Other programs include PREP 3 – Elementary and PREP 4 – Jr./Sr. High. “PREP is a Student Health Partnership provider,” Tien explains. “We are contracted by school boards to provide speech-language therapy to students with Down syndrome. Families bring their child to PREP and the students (depending on need) receive weekly individual, small group, or large group therapy that focuses on helping each student to speak up clearly with confidence. The SLP’s visit the student’s school and the teaching team is welcome to observe sessions at PREP.
PREP also offers the Mavericks Every Child a Reader program for students in PREP 3. We believe that reading is a “life skill” that gives students literacy and independence skills. Every child in PREP 3 is eligible for 10 or more weeks of individual reading instruction at no charge to the families. Thanks and a big YAHOO to the Mavericks Chuckwagon team for their sponsorship of the reading program.”
Mueller relates that the PREP 3 program continues to help Dean in his speech and language development in the provision of direct speech therapy. “His overall development, speech, and pre-literacy skills continue to be supported by PREP in their consultation to his Kindergarten class and the provision of a Developmental Aide. They know that Dean can rise to what we challenge him with and that Dean has amazing skills and potential.”
Every child in PREP 3 is eligible for 10 or more weeks of individual reading instruction at no charge to the families.
PREP’s Family Support program is funded by FSCD. Each family registered at PREP is assigned a Family Support Liaison who can connect them to community and other services. Families enjoy a wide variety of workshops and there is even an annual Mother’s Day Retreat.
“More than anything we want all families who have a child with Down syndrome in Calgary and area to be aware of PREP and to know they are welcome to join our community,” Tien states. “Families love to help each other and there is a wealth of knowledge and expertise available to support families in their parenting journey.”

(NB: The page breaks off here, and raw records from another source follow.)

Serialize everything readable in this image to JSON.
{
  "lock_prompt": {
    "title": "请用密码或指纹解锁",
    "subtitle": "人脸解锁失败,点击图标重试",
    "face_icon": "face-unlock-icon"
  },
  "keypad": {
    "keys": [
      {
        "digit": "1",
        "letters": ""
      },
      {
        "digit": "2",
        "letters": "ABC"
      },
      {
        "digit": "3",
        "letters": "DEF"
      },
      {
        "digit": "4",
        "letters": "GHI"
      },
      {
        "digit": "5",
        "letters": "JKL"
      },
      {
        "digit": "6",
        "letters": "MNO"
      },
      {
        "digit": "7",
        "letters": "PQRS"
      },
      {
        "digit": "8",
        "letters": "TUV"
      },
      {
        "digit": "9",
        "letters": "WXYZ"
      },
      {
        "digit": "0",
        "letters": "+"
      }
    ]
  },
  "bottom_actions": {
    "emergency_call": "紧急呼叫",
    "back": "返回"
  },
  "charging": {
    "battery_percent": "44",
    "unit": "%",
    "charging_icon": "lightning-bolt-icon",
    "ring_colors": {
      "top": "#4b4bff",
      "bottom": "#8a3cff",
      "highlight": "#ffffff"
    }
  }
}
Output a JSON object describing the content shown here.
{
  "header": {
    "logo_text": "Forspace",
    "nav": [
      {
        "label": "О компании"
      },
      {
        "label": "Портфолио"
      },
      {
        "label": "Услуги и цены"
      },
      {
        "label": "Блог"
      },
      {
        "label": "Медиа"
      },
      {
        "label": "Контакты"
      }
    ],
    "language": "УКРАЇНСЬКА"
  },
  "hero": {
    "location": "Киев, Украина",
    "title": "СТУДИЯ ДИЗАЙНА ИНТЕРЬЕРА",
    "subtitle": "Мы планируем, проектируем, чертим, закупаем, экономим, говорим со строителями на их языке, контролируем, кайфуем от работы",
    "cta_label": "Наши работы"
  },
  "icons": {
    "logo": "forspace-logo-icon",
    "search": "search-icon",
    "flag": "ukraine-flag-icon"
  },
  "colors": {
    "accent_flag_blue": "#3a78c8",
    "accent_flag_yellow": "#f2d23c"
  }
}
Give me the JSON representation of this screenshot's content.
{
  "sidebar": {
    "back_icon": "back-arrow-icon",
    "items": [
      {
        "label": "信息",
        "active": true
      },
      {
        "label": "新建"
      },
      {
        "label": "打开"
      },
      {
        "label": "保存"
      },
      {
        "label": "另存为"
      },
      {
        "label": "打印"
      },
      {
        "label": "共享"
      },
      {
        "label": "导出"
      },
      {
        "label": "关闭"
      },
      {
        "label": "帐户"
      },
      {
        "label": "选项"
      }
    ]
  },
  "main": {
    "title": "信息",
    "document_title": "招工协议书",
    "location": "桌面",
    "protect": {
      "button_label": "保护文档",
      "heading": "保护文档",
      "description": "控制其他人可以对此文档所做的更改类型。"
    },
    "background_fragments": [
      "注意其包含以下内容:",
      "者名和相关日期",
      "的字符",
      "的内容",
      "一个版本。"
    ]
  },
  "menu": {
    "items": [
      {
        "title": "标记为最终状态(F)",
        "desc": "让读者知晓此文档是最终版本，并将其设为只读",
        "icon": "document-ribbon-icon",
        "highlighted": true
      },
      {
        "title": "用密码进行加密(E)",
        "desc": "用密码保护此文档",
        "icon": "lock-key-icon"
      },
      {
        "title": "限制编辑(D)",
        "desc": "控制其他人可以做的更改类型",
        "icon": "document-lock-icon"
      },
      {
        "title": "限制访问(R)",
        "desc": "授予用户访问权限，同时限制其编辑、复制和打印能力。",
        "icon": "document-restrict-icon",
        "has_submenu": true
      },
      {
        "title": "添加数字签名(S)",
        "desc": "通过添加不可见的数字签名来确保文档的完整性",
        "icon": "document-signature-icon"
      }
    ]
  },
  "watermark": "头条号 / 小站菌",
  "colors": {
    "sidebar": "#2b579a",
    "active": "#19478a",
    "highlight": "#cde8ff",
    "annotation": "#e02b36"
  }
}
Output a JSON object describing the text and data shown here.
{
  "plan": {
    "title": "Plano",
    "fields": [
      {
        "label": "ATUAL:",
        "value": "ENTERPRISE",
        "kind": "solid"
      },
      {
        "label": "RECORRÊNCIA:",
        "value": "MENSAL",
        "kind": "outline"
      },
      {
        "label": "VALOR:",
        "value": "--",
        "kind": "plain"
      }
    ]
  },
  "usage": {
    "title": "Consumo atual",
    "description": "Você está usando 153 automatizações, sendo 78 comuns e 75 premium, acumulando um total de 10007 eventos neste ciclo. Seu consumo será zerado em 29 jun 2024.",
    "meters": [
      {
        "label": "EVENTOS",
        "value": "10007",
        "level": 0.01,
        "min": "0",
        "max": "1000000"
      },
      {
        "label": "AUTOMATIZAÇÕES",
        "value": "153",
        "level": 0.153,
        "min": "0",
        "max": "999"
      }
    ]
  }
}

Source: This article originally published in Spring 2012 issue of “Resource Magazine”.